Exercise aim
Each line of the listing that includes the string "数字藏品" is to be identified and copied.

Dataset records
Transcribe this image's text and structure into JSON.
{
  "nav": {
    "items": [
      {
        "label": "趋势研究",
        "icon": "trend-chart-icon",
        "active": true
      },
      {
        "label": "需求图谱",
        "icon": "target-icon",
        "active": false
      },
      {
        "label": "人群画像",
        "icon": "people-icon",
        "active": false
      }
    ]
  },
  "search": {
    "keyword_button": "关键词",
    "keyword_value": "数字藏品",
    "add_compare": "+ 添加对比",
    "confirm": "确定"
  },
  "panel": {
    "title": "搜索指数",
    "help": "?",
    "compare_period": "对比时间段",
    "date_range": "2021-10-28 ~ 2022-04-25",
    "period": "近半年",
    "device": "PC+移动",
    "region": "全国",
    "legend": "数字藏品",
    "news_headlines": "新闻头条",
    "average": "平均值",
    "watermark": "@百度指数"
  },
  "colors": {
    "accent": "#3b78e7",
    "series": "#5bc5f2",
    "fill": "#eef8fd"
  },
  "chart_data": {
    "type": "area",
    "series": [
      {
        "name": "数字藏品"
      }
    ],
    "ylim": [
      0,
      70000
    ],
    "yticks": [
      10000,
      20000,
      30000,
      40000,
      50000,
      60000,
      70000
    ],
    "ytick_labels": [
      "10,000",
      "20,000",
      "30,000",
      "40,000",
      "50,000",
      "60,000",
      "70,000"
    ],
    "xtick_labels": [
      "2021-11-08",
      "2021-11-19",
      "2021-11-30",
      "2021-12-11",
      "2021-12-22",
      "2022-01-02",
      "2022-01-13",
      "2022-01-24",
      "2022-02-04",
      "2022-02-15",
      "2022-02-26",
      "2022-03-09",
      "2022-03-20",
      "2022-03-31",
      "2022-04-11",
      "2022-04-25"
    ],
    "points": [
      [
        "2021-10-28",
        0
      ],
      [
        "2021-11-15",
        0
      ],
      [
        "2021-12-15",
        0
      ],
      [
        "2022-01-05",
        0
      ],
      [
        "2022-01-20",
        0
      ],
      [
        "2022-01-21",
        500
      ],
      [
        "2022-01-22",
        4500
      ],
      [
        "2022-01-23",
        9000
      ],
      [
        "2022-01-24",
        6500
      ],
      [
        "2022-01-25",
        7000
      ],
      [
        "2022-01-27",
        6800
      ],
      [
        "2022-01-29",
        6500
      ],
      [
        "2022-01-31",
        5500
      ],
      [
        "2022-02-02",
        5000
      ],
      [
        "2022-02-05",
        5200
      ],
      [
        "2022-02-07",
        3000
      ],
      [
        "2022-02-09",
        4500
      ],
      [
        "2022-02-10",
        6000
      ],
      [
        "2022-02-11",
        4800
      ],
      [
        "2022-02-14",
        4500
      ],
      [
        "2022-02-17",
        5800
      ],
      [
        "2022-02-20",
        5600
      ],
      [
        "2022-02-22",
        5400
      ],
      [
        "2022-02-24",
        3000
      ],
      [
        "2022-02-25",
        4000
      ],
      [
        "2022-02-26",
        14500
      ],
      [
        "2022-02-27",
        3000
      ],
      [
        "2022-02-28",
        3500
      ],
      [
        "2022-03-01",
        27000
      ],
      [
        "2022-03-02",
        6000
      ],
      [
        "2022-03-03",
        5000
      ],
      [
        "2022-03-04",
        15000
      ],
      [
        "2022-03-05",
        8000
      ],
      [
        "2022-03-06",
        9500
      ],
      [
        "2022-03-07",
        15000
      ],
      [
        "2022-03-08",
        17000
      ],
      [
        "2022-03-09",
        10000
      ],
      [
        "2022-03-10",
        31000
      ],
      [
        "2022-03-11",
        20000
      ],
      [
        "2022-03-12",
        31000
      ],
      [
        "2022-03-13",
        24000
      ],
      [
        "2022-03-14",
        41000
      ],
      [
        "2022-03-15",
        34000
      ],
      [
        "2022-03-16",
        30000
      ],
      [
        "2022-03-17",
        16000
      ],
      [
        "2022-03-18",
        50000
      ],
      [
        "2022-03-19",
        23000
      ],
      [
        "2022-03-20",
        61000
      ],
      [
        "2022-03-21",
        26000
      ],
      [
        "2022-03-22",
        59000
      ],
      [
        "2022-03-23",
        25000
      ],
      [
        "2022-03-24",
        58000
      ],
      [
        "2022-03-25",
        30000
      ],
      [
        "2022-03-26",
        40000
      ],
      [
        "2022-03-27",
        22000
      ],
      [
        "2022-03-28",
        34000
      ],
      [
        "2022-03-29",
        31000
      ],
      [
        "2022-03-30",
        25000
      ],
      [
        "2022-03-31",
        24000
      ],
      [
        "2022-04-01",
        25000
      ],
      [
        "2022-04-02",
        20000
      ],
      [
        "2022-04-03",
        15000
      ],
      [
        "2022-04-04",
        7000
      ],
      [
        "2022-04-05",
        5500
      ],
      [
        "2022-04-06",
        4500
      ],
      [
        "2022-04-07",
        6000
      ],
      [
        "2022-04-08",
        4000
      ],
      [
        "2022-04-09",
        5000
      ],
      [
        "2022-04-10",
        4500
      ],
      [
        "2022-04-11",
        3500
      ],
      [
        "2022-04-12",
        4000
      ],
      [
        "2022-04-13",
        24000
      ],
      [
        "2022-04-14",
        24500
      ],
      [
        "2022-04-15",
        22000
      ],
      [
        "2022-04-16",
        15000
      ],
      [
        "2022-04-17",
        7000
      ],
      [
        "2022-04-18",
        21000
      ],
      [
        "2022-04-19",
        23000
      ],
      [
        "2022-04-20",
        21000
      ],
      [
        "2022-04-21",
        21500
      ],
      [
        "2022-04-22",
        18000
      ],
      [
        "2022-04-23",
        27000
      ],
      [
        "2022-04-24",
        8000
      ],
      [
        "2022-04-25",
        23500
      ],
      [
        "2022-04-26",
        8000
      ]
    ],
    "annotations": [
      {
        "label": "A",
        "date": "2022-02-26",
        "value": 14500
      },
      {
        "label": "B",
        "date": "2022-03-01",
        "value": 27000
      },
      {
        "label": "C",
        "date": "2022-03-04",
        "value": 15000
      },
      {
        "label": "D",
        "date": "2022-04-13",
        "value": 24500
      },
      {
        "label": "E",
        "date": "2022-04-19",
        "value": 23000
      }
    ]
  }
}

Exercise result
    "keyword_value": "数字藏品",
    "legend": "数字藏品",
        "name": "数字藏品"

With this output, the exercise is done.